#### GOAL OF THE EXERCISE:
Return all the data, word for word.

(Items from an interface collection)
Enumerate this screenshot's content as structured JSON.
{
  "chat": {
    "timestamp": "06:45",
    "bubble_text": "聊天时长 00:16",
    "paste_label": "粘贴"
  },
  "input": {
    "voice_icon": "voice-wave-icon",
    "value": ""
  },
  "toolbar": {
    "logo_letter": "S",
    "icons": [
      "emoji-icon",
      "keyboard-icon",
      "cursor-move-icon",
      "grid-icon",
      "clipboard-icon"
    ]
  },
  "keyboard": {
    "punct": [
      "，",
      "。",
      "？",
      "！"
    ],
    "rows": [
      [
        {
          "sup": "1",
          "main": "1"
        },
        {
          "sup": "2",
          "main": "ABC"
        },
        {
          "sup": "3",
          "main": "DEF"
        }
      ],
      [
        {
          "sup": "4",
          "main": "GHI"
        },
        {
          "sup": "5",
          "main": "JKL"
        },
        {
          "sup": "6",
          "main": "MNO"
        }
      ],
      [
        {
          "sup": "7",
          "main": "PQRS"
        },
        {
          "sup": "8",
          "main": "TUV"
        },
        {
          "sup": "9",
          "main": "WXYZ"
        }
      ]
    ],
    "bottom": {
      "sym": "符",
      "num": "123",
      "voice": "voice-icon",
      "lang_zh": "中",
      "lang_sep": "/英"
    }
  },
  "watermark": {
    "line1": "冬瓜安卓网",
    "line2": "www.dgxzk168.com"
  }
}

#### TASK RESPONSE:
Enumerate this screenshot's content as structured JSON.
{
  "chat": {
    "timestamp": "06:45",
    "bubble_text": "聊天时长 00:16",
    "paste_label": "粘贴"
  },
  "input": {
    "voice_icon": "voice-wave-icon",
    "value": ""
  },
  "toolbar": {
    "logo_letter": "S",
    "icons": [
      "emoji-icon",
      "keyboard-icon",
      "cursor-move-icon",
      "grid-icon",
      "clipboard-icon"
    ]
  },
  "keyboard": {
    "punct": [
      "，",
      "。",
      "？",
      "！"
    ],
    "rows": [
      [
        {
          "sup": "1",
          "main": "1"
        },
        {
          "sup": "2",
          "main": "ABC"
        },
        {
          "sup": "3",
          "main": "DEF"
        }
      ],
      [
        {
          "sup": "4",
          "main": "GHI"
        },
        {
          "sup": "5",
          "main": "JKL"
        },
        {
          "sup": "6",
          "main": "MNO"
        }
      ],
      [
        {
          "sup": "7",
          "main": "PQRS"
        },
        {
          "sup": "8",
          "main": "TUV"
        },
        {
          "sup": "9",
          "main": "WXYZ"
        }
      ]
    ],
    "bottom": {
      "sym": "符",
      "num": "123",
      "voice": "voice-icon",
      "lang_zh": "中",
      "lang_sep": "/英"
    }
  },
  "watermark": {
    "line1": "冬瓜安卓网",
    "line2": "www.dgxzk168.com"
  }
}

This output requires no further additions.